(DESCRIPTION OF THE TASK): Which lines of the listing below contain the word "name"? Copy each of them.

(RECORDS FOR THE TASK):

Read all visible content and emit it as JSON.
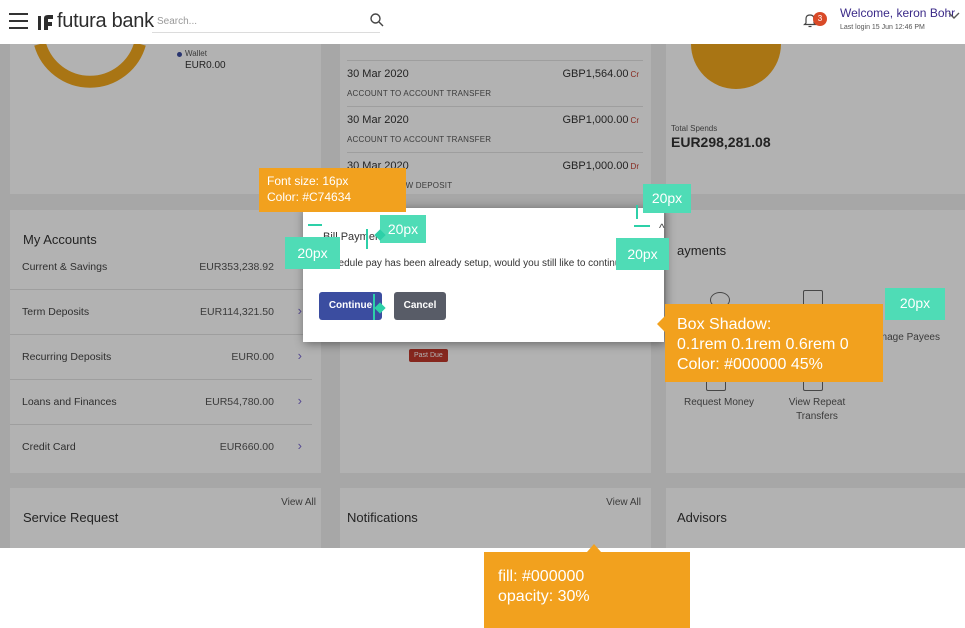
{
  "header": {
    "brand": "futura bank",
    "search_placeholder": "Search...",
    "notification_count": "3",
    "welcome": "Welcome, keron Bohr",
    "last_login": "Last login 15 Jun 12:46 PM"
  },
  "summary_card": {
    "legend_label": "Wallet",
    "legend_value": "EUR0.00"
  },
  "transactions": [
    {
      "date": "30 Mar 2020",
      "desc": "ACCOUNT TO ACCOUNT TRANSFER",
      "amount": "GBP1,564.00",
      "type": "Cr"
    },
    {
      "date": "30 Mar 2020",
      "desc": "ACCOUNT TO ACCOUNT TRANSFER",
      "amount": "GBP1,000.00",
      "type": "Cr"
    },
    {
      "date": "30 Mar 2020",
      "desc": "0 NEW DEPOSIT",
      "amount": "GBP1,000.00",
      "type": "Dr"
    }
  ],
  "spends": {
    "label": "Total Spends",
    "amount": "EUR298,281.08"
  },
  "my_accounts": {
    "title": "My Accounts",
    "rows": [
      {
        "name": "Current & Savings",
        "amount": "EUR353,238.92"
      },
      {
        "name": "Term Deposits",
        "amount": "EUR114,321.50"
      },
      {
        "name": "Recurring Deposits",
        "amount": "EUR0.00"
      },
      {
        "name": "Loans and Finances",
        "amount": "EUR54,780.00"
      },
      {
        "name": "Credit Card",
        "amount": "EUR660.00"
      }
    ]
  },
  "middle_card": {
    "badge": "Past Due"
  },
  "payments": {
    "title": "ayments",
    "manage_payees": "anage Payees",
    "request_money": "Request Money",
    "view_repeat": "View Repeat",
    "transfers": "Transfers"
  },
  "service_request": {
    "title": "Service Request",
    "view_all": "View All"
  },
  "notifications": {
    "title": "Notifications",
    "view_all": "View All"
  },
  "advisors": {
    "title": "Advisors"
  },
  "dialog": {
    "title": "Bill Payment",
    "message": "schedule pay has been already setup, would you still like to continue?",
    "continue_label": "Continue",
    "cancel_label": "Cancel"
  },
  "annotations": {
    "font_line1": "Font size: 16px",
    "font_line2": "Color: #C74634",
    "shadow_line1": "Box Shadow:",
    "shadow_line2": "0.1rem 0.1rem 0.6rem 0",
    "shadow_line3": "Color: #000000 45%",
    "fill_line1": "fill: #000000",
    "fill_line2": "opacity: 30%",
    "spacing_tags": [
      "20px",
      "20px",
      "20px",
      "20px",
      "20px"
    ]
  },
  "colors": {
    "overlay": "#000000",
    "title": "#C74634",
    "note_bg": "#f2a11e",
    "tag_bg": "#4fdcb6",
    "primary_button": "#3b4da0"
  }
}
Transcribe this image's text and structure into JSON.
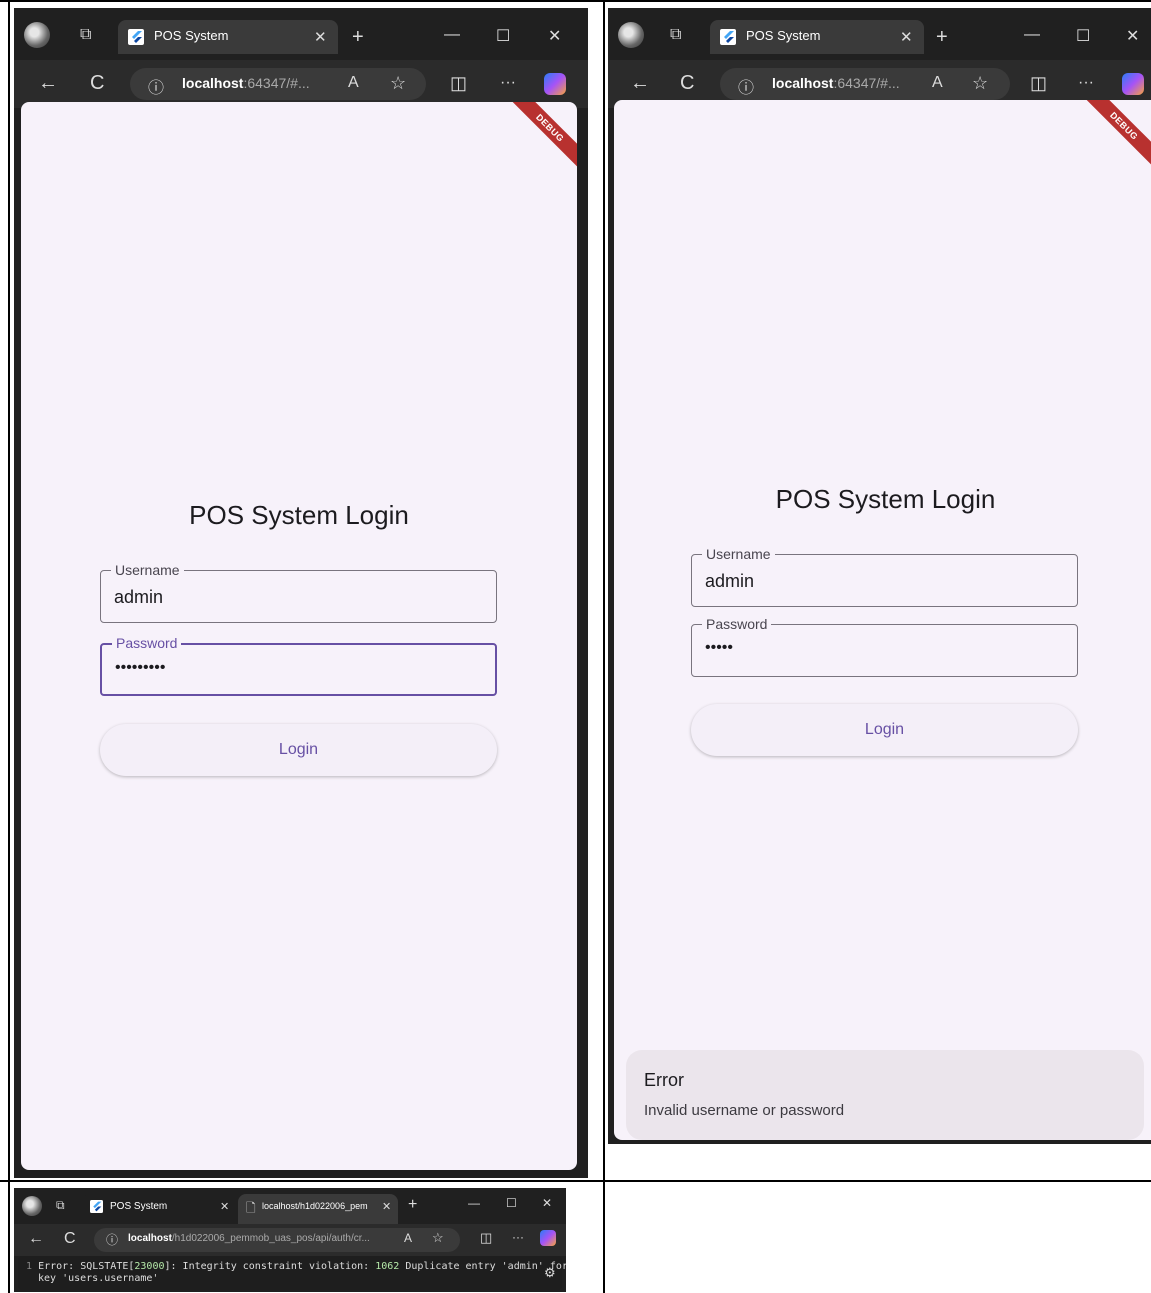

(OUTPUT FOR THIS EXERCISE):
        "name": "Current & Savings",
        "name": "Term Deposits",
        "name": "Recurring Deposits",
        "name": "Loans and Finances",
        "name": "Credit Card",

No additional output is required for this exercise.